Wagyu information on the supply side can be a little tough to come by, however we can begin with the registrations of Wagyu livestock according to the Australian Registered Livestock Breeders Association (ARCBA) yearly summary from 2021 which highlights a 50% lift in overall Wagyu registrations for many years from 17,848 in 2020 to 26,708 in 2021, indicating growing self-confidence in the sector.
A contrast of Wagyu registrations to other livestock types reveals that the Wagyu share continues to climb up from 8.6% of overall ARCBA registrations in 2020 to 11.9% of overall registrations in 2021. Undoubtedly, the development in registrations has actually been especially obvious when determining from about 2016 onwards.
From 2016 to 2021 Wagyu registrations increased by 160%, overshadowing the next greatest growing livestock reproduce classification by ARCBA registrations, the Brahman, which handled a “meager” 35% lift over the very same amount of time. Simmental revealed a reputable 5.5% lift, while Angus and Brangus were practically the same.
The majority of the staying significant type types saw falls in registrations in between 8% to 25%. Nevertheless, Shorthorn livestock scooped up the wood spoon with a fall in registrations of almost 46% from 2016 to 2021.
The AWA Breedplan program has a more detailed list of Wagyu signed up livestock with overall numbers in 2022 moving above 200,000 head for the very first time. The last 5 years have actually seen stable yearly development in Wagyu registrations on Breedplan, especially for Sires & & Dams.
Given That 2017 Wagyu Sire registrations have actually increased by 285% and Wagyu Dams are up by 163%. Development in Wagyu Calf registrations on Breedplan are still up a reputable 73% over the last 5 years. This represents a 150% boost to the overall Wagyu registrations of Sires, Dams and Calves, integrated, from almost 83,000 head in 2017 to practically 207,000 head in 2022.
As livestock supply has actually increased so has Wagyu beef production, and nicely, this has actually likewise equated into increased circulations into the beef export sector. AWA projections for Wagyu beef production and exports programs continued development is anticipated as we head towards the middle of the years.

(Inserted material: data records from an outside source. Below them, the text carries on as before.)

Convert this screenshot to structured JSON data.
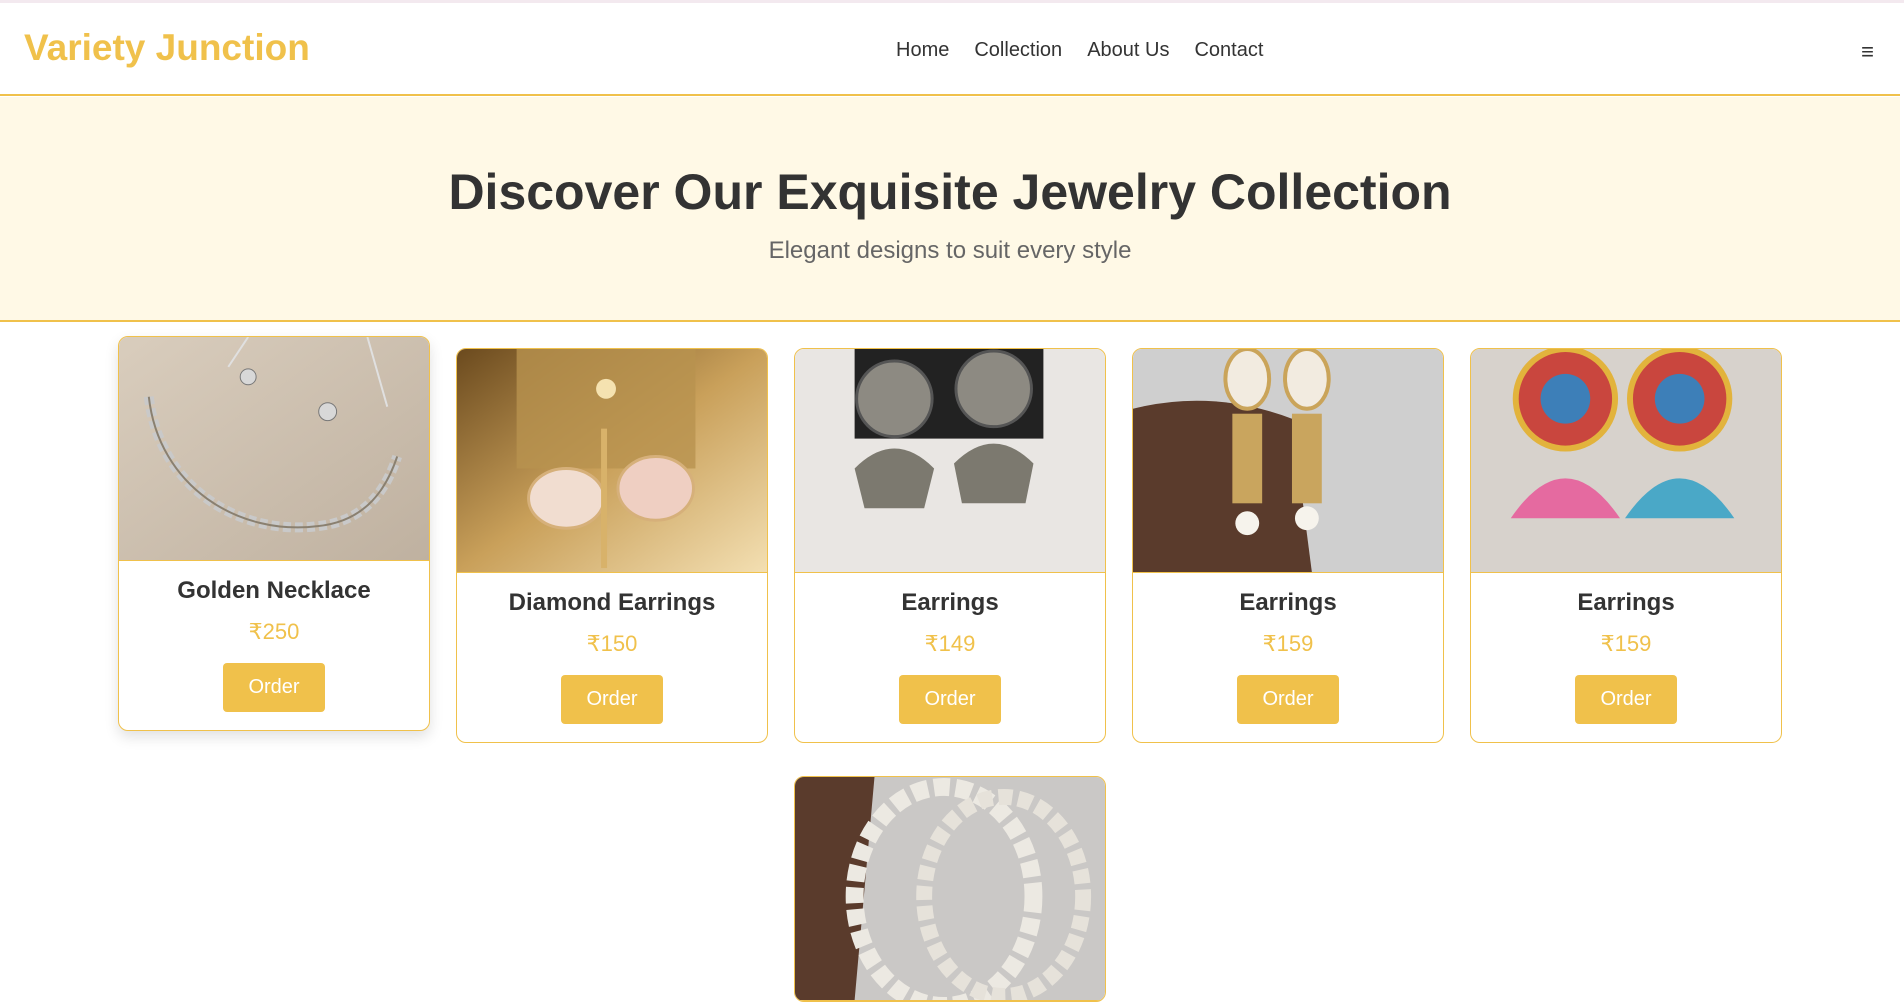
{
  "header": {
    "logo": "Variety Junction",
    "nav": [
      "Home",
      "Collection",
      "About Us",
      "Contact"
    ],
    "menu_icon": "≡"
  },
  "hero": {
    "title": "Discover Our Exquisite Jewelry Collection",
    "subtitle": "Elegant designs to suit every style"
  },
  "products": [
    {
      "name": "Golden Necklace",
      "price": "₹250",
      "button": "Order",
      "image": "necklace-photo"
    },
    {
      "name": "Diamond Earrings",
      "price": "₹150",
      "button": "Order",
      "image": "butterfly-earrings-photo"
    },
    {
      "name": "Earrings",
      "price": "₹149",
      "button": "Order",
      "image": "oxidized-jhumka-photo"
    },
    {
      "name": "Earrings",
      "price": "₹159",
      "button": "Order",
      "image": "pearl-drop-earrings-photo"
    },
    {
      "name": "Earrings",
      "price": "₹159",
      "button": "Order",
      "image": "colorful-jhumka-photo"
    },
    {
      "image": "pearl-bangles-photo"
    }
  ],
  "colors": {
    "accent": "#f0c14b",
    "hero_bg": "#fff9e6",
    "text": "#333333"
  }
}
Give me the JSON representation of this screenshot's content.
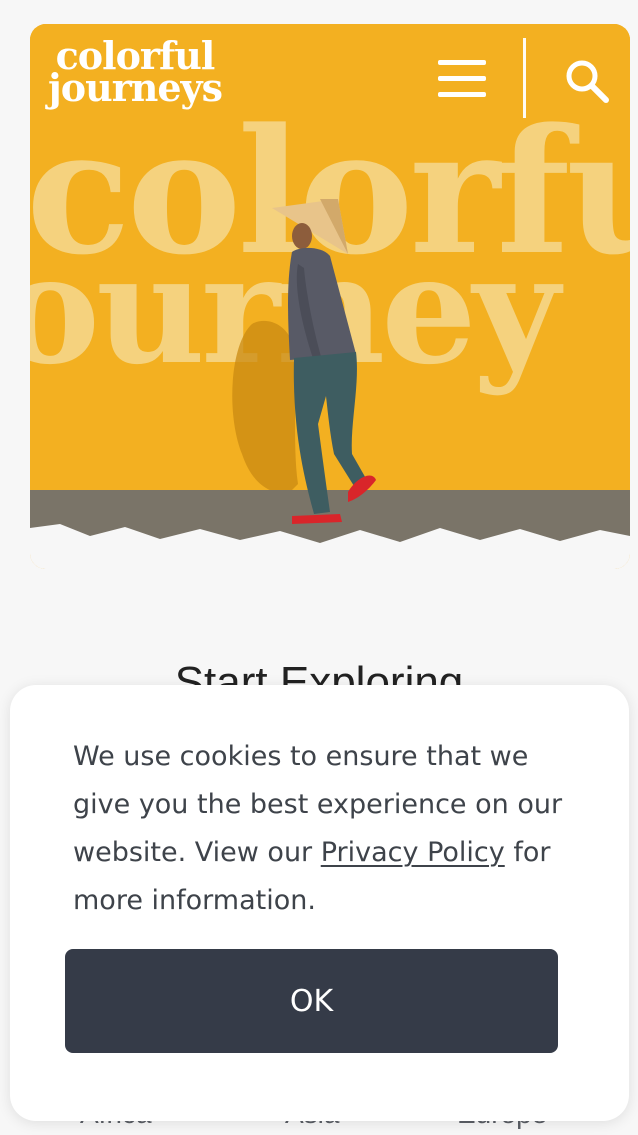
{
  "header": {
    "logo_line1": "colorful",
    "logo_line2": "journeys",
    "menu_icon": "hamburger-menu-icon",
    "search_icon": "search-icon"
  },
  "hero": {
    "background_text_line1": "colorfu",
    "background_text_line2": "ourney",
    "background_color": "#f2ad1d"
  },
  "main": {
    "title": "Start Exploring",
    "regions": [
      "Africa",
      "Asia",
      "Europe"
    ]
  },
  "cookie_banner": {
    "text_before_link": "We use cookies to ensure that we give you the best experience on our website. View our ",
    "link_label": "Privacy Policy",
    "text_after_link": " for more information.",
    "ok_label": "OK",
    "button_color": "#353b48"
  }
}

Since 2025 it is approximated that around 300,000 head of Wagyu will be processed, representing around 20% of the nationwide feedlot capability. Around 96,000 tonnes of Wagyu beef will be produced, of which more than 80% will be exported.